“Pay now or pay later…” – a phrase used commonly when talking about maintenance is possibly never truer than when describing dirt bikes. These machines, when properly maintained, can be the most fun one can legally have; but when poorly maintained, dirt bikes can be costly and even dangerous (mechanically speaking).
There is a large variance as to what defines proper maintenance, which is why we’ve taken it upon ourselves to educate our consumers about the products we sell and how to take care of them. We believe that in taking care of people for the small things, they’ll come back for the bigger things – whether service or new bikes.
One sect of bike care that has a lot of different views is how to properly care and clean foam air filters. There are so many products and opinions out there, it can be hard to figure out what is best.
CUT AND DRY: Air filters must be cleaned regularly.

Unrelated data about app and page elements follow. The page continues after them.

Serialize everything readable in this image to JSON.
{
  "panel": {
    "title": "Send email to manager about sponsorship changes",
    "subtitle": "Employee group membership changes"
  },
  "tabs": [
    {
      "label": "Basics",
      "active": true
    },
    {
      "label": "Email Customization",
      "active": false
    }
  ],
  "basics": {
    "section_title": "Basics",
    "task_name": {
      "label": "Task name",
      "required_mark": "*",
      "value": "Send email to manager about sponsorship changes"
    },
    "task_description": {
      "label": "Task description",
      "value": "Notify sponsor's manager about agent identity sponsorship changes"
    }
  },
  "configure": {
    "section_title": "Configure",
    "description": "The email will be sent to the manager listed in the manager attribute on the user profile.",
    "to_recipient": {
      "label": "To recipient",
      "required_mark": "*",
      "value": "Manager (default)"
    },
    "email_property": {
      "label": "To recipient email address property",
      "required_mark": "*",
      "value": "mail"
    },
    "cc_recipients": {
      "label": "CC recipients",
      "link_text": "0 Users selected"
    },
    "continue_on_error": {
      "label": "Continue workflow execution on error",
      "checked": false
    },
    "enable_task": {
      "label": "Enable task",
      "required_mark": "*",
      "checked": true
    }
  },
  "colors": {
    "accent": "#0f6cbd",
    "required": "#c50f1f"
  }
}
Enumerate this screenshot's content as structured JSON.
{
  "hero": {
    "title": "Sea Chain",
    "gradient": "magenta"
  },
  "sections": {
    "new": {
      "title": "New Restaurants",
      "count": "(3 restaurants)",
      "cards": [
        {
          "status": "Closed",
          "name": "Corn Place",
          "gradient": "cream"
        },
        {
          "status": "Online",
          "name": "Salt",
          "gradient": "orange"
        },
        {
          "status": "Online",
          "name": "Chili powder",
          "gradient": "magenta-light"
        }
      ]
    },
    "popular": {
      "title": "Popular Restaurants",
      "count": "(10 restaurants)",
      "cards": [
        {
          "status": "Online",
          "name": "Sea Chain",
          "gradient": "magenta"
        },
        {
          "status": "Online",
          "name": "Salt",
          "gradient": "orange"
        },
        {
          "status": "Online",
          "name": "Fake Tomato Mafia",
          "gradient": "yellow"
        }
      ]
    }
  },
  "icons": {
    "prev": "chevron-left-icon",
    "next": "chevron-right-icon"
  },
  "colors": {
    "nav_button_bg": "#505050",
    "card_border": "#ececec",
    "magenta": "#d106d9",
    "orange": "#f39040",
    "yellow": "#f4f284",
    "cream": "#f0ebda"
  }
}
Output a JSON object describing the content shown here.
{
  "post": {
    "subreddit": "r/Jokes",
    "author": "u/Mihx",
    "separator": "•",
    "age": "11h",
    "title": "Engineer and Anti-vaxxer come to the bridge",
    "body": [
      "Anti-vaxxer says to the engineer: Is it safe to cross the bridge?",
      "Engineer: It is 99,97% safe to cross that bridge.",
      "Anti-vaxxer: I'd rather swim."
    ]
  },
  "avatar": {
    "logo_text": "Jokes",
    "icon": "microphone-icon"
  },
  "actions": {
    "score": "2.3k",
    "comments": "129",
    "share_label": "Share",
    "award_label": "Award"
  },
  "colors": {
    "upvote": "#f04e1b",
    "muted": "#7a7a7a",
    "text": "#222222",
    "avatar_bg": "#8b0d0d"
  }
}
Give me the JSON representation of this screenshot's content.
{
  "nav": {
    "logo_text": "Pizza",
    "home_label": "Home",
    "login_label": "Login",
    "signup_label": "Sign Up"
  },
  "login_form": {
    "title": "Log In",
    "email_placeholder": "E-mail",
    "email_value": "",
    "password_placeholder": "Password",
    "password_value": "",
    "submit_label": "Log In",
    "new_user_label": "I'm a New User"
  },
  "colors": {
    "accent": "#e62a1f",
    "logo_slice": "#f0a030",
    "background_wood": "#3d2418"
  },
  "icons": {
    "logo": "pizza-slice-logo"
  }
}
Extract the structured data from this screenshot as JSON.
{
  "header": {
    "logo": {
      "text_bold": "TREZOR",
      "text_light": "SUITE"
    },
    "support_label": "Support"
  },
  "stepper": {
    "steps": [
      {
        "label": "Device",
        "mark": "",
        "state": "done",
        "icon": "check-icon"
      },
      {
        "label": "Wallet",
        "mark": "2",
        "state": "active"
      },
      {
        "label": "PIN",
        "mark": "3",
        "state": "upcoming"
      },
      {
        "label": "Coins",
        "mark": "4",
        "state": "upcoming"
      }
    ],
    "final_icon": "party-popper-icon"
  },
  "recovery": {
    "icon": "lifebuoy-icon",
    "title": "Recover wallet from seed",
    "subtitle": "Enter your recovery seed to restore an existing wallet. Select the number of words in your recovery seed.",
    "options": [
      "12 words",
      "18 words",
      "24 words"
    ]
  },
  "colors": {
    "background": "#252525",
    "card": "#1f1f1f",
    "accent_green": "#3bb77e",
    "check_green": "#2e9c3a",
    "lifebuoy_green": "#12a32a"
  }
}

They must be oiled thoroughly. AND they must seal correctly. At the very least if you meet these criteria, you are doing alright. But let’s dive deeper to subtopics you may not have considered.
Tip 1: Keep your air box clean. There are covers available to make it possible to power wash inside the air box or to make space to clean it out. The dirt that builds up inside the box can be a huge liability when removing and installing the filter. Reduce the risk of getting junk in the air boot by making it a habit to clean the air box too.
Tip 2: Coat the air box: We recommend WD-40 or penetrating fluid, this makes it easy to wipe out as well as leaves a film to catch dust before it gets to the filter. Think, every bit of dust that doesn’t make it to the filter means a cleaner filter…
Tip 3: INSPECT. Depending on how careful you are and what products used with the filter effects the life of the filter. Harsh chemicals degrade the structure of the foam and rough handling can result in tears. Inspect the filter for tears and rips. Foam has a shelf life – if the foam feels really soft and doesn’t hold shape, it’s time to replace it.
Tip 4: Be gentle. Never wring the filter when cleaning or oiling. This puts too much strain on the cells of the foam.
Tip 5: Solvents. Don’t use harsh chemicals such as gasoline or contact cleaner on filters. These degrade the structure of the foam and significantly shortens the life of the foam. Use a mild solvent like the ones made by Twin Air or Maxima or a spray variety made specifically for foam filters. You can also buy mineral spirits and solvent with high flash points at auto parts stores.
Tip 6: Save Money. Get a wide mouth funnel and auto paint strainers. You can reclaim the solvent after use by straining the dirt out. This will prolong your supply of solvent but you will eventually need to replace it once it gets too dirty.
Tip 7: Rinse! Use dish soap and luke-warm water after using solvent. Rinse from the inside out. You’d be surprised what solids come out of the filter this way. This also preps the filter to receive oil the way it was designed to. Be sure to let the filter thoroughly air dry before applying oil. Do not use pressurized air to dry the filter faster.
Tip 8: Get Sticky. There are a lot of great options available for air filter oils. Be sure to use a purpose specific oil designed for air filters. Do not use engine oil – it was not designed to be sticky. If you opt to use aerosol based filter oils, be sure to let the oil warm up after spraying. It comes out freezing cold and working the filter too soon can result in cracking the foam. Use disposable gloves for hopefully obvious reasons.
Tip 8.1 - For pourable oils, most have an aluminum seal on the bottle. Puncture small holes in seal in several places to make it easy to pour without flooding the filter.
Tip 9: Grease. Regardless of the filter, use a generous coat of grease around the inner lip of the filter where it seals to the bike. This increases the quality of the seal and serves as an extra precaution to stop dirt. This is an extremely important step and is often overlooked.
Tip 10: Have multiple filters. I haven’t met anybody who loves cleaning air filters. Do yourself a favor and have at least one extra filter. Clean all your filters at the same time and have the spares oiled and ready to go in a zip-lock bag. This significantly cuts down on maintenance time and in the event you find a flaw in a filter, you won’t be forced to use it.